== Exercise aim ==
Please filter the entries for the word "label" and copy every line that has it.

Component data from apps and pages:

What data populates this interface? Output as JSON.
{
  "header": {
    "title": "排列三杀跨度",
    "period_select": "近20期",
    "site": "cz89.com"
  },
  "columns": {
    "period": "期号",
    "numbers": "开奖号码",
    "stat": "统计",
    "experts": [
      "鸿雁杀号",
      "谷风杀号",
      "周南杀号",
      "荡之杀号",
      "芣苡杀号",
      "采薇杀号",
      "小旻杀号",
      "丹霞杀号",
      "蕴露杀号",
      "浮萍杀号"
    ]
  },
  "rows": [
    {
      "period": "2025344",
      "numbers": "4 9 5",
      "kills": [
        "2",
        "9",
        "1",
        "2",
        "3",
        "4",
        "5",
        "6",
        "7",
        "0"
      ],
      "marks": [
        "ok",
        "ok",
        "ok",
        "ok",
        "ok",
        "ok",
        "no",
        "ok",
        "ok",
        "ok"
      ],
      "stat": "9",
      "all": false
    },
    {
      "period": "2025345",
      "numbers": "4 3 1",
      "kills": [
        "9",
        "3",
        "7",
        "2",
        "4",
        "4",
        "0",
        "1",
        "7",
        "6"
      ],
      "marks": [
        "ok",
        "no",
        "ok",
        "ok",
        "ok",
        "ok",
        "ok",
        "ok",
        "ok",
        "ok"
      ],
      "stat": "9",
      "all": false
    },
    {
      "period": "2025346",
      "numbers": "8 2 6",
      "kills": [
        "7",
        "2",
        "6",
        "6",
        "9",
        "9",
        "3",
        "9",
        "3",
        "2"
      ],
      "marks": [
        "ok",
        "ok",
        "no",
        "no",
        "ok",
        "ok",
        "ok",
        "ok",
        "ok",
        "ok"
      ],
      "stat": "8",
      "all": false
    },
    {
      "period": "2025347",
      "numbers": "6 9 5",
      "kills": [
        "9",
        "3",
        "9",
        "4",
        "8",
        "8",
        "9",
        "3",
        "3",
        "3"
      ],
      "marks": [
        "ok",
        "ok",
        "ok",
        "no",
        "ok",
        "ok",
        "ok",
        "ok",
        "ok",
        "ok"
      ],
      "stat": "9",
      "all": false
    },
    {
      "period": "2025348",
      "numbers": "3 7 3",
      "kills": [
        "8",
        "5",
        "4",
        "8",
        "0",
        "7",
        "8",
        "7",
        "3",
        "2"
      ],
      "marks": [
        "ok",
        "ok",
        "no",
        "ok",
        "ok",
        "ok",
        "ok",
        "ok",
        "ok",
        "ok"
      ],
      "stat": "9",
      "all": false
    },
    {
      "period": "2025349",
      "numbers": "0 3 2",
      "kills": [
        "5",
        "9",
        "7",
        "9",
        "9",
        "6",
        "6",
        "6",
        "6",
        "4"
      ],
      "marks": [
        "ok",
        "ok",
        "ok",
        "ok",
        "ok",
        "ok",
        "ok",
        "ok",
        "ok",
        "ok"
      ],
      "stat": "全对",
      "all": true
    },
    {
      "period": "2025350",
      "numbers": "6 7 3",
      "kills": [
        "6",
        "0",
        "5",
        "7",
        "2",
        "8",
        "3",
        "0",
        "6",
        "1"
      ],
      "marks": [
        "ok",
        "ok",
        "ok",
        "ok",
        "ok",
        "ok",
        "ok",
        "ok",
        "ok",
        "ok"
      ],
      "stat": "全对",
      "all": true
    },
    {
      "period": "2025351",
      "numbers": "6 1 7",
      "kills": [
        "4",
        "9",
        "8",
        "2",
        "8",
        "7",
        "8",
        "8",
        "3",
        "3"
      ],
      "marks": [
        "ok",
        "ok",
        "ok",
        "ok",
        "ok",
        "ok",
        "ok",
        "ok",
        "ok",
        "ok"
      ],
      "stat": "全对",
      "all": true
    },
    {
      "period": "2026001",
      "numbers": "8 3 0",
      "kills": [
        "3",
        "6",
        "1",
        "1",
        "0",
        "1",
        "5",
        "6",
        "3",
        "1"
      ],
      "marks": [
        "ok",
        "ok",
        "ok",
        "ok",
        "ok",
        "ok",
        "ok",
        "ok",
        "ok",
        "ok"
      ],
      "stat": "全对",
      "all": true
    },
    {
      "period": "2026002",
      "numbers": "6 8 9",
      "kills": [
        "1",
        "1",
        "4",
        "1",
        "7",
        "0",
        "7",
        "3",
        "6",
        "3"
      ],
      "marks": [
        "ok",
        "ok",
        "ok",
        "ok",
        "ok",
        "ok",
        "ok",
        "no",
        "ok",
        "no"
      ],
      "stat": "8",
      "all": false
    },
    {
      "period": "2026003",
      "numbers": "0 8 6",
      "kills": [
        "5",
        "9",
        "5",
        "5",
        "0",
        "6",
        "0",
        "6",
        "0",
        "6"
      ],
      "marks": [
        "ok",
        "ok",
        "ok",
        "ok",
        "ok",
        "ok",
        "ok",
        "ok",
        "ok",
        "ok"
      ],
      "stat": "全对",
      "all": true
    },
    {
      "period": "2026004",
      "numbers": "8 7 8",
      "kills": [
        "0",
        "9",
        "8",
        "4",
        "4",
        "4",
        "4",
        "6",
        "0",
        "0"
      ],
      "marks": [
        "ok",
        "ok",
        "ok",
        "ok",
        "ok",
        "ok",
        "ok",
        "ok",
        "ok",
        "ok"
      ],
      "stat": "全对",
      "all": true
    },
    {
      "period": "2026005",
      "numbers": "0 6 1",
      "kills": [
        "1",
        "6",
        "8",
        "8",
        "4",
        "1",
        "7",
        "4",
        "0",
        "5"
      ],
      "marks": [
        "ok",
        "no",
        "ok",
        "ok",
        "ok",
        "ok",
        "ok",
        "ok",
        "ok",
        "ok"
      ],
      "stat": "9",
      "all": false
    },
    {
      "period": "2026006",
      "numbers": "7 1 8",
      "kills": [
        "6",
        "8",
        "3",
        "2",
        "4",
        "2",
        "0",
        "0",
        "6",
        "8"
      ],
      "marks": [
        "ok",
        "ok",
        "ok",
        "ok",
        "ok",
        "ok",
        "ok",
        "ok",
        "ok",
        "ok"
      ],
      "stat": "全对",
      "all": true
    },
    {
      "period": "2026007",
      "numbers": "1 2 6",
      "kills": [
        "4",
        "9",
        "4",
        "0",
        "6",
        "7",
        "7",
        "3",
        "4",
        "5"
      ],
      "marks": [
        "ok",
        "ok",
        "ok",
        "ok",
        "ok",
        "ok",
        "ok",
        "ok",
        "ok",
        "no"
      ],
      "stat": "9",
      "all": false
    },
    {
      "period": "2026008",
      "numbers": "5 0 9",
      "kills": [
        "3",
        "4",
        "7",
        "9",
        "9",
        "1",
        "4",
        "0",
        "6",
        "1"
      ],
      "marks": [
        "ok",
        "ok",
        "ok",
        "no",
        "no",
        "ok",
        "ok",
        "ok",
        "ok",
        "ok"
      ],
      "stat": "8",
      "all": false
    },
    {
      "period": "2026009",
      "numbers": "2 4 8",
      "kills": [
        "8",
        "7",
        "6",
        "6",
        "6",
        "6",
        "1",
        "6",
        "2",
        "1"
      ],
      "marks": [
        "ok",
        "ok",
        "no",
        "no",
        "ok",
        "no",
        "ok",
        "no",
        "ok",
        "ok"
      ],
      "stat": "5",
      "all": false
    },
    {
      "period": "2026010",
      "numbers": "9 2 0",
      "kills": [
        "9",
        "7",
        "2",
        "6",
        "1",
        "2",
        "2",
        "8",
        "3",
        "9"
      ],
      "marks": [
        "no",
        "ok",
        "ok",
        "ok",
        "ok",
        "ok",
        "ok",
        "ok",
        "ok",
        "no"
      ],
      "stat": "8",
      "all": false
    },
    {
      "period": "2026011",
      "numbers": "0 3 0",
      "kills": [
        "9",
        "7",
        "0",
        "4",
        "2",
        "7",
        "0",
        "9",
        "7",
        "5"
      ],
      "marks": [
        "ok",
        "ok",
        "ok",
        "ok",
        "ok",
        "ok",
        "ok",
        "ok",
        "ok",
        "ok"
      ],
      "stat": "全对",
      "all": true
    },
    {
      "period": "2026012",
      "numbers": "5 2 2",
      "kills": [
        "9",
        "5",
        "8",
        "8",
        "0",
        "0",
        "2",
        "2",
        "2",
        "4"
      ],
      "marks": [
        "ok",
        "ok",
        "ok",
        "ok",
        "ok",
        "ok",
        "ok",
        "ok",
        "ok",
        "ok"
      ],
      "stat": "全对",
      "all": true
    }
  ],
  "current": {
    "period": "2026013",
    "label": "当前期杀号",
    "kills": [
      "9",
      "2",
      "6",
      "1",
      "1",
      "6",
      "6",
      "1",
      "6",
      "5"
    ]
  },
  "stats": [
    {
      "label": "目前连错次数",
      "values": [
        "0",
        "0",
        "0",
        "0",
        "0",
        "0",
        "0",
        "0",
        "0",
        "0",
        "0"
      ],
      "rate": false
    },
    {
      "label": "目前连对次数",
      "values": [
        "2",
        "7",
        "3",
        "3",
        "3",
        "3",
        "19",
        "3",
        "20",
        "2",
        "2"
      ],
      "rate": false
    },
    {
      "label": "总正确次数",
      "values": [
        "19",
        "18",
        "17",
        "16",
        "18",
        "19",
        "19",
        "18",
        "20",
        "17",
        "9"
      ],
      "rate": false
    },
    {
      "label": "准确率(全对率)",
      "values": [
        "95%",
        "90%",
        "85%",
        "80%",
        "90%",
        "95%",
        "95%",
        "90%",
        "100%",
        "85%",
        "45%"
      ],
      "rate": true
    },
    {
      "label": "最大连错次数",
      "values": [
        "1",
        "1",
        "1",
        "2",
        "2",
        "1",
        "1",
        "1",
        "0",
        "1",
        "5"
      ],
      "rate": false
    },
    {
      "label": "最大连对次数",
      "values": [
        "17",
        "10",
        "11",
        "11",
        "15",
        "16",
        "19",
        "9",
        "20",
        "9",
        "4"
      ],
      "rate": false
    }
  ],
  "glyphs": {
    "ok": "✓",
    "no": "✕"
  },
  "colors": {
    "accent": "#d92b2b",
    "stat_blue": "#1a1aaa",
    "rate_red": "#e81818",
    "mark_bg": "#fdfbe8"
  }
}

== Output ==
    "label": "当前期杀号",
      "label": "目前连错次数",
      "label": "目前连对次数",
      "label": "总正确次数",
      "label": "准确率(全对率)",
      "label": "最大连错次数",
      "label": "最大连对次数",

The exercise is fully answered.